Friday, February 3, 2012

Setsubun at Hachimangu

“Oni wa so to (Out with the devil).
Fu ku wa uchi (Come in happiness)!”
On February third, the Japanese celebrate Setsubun, a festival celebrating the end of winter and the beginning of warm spring. Roasted soybeans, called fuku mame (fortune beans) are thrown at Mame make (bean throwing) ceremonies held in shrines and temples as people try to ward off devils and wish for good fortune. It is believed that if you eat the same number of fuku mame, equal to your age this will bring you health and happiness in the coming year. Setsubun is unique in that it is honored both at Shinto shrines and Buddhist temples. 

I joined 20 Americans and one very generous and lovely Japanese lady, Reiko-san, for the bean throwing celebration at the Hachimangu Shrine in Kamakura yesterday. Reiko-san, when asked if she could arrange for a group of Americans to view the Setsubun activities did not miss a beat and responded by replying "Sure, how many tickets?" 

20 was the answer. 

She's a brave soul to take on so many of us single handedly but more than managed (we introduced her to the saying of "herding cats"). She was not only able to procure us tickets to the roped off area of the event but also tickets to the Winter Peony exhibition (my good fortune to see it twice within a week) as well as having us meet one of the head priests after the ceremony. He then presented all of us with gift bags. Seriously. The tickets were free and we get gifts too? 

I had no idea what exactly to expect but the celebration was so much fun. The throwers are apparently dignitaries and local celebrities who line the pavilion holding boxes filled with little packets of soy beans. At the sound of a gong they proceed to throw them out to the crowd, while over a speaker you hear "Oni wa so to. Fu ku wa uchi! Oni wa so to. Fu ku wa uchi!" After less than a minute you hear whistles and everything stops. This happened several times until I finally turned to one of my friends and said "what are the whistles for?" and a Japanese bystander piped up and told us that they are for crowd control. Only in Japan! Not only do they have people watching and decide when things are getting a little rowdy to blow a whistle – everyone listens and stops. I can see why they do this though, I was too busy trying to snap photos while getting knocked about and left the bean catching to my daughter. She did quite well, not only did she get a packet with a symbol for a prize (what we discovered the bags were all for that I took a photo of walking in) she also scored enough packets for everyone in the family to eat roasted soy beans to bring us health and happiness in the coming year. Now that's something to not only celebrate but also give me some ... inspiration

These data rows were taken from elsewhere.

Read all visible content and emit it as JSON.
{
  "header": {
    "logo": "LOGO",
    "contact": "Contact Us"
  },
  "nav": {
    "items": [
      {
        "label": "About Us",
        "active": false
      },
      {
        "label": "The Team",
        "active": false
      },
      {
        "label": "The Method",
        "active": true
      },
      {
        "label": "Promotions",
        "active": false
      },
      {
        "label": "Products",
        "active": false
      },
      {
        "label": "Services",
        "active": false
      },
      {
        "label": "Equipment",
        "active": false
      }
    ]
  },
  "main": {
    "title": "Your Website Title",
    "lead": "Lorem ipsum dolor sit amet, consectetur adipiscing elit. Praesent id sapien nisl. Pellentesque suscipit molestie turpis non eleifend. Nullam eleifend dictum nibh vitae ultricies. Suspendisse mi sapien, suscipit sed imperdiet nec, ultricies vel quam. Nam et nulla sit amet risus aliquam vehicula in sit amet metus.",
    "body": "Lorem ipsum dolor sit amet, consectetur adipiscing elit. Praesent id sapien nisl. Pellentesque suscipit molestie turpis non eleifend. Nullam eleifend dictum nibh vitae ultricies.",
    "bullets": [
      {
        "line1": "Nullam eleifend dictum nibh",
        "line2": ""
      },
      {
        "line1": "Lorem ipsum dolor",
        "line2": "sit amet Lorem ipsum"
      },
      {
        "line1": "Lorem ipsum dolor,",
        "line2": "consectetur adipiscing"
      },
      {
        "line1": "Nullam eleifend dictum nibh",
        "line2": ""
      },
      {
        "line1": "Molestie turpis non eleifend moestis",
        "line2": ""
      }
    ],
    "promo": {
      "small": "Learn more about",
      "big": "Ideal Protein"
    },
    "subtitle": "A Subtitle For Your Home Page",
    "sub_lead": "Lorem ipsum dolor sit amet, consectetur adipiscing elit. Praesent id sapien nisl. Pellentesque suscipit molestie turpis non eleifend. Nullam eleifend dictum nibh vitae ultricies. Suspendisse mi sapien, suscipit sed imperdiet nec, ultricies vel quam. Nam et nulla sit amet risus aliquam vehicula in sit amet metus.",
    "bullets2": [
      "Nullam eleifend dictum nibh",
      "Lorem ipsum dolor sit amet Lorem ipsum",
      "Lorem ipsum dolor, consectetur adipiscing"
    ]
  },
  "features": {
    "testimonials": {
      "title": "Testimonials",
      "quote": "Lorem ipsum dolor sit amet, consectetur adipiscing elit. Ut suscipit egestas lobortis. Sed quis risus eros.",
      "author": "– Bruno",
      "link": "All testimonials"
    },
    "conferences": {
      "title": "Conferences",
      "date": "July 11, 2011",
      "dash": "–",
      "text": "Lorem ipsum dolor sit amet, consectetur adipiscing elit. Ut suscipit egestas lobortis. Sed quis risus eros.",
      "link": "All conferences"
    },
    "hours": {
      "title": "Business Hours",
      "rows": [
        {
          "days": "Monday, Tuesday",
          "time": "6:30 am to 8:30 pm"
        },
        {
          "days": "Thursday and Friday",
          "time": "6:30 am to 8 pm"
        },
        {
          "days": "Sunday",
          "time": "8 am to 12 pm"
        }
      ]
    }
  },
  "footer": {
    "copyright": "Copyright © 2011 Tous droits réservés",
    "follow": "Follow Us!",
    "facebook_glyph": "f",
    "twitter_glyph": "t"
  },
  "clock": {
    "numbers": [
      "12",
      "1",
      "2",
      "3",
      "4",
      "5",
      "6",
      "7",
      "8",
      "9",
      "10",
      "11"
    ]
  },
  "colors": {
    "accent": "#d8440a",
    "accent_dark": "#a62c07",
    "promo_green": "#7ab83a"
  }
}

Wednesday, February 1, 2012

Kamakura Winter Peonies at Hachimangu

on all sides,
the peony wards off
rain clouds

– Yosa Buson (1716–1783)

I’ve entered into the phase we military spouses refer to as short-timers. We have six months left of our tour here in Japan and with the flip of the calendar into a new year I seem to have been hit head on with the meaning … I’ve begun the season of “lasts.” As in … this will be the last time I go to the Tokyo International Quilt Show – ever. As in … I will not get to see the Yamate Western style homes decorated again.

It also begins a phase of firsts – making the time to experience those things I’ve wanted to see but somehow never made the time to. This is how I found myself last week, standing in the Winter Peony exhibition on the grounds of the Hachimangu Shrine in Kamakura, crossing off one of those items on my short-list. The past two winters I had seen the posters for these winter beauties in the train station and had made mental notes to myself to go see them but other priorities apparently got in the way. Now, without another winter season ahead of me here in Japan, I had to make time or the opportunity would be lost.

Among the many things the Japanese Way has led me to appreciate, is the way they take time out to enjoy and appreciate the beauty of nature. There were eight of us who took the train ride over from Yokosuka to Kamkaura last week. It was a cold windy day with clouds moving in and out of some desperately needed sunshine. As Buson said in his haiku “on all sides, the peony wards off, rain clouds” – the peonies were beautiful and of course left me … inspired.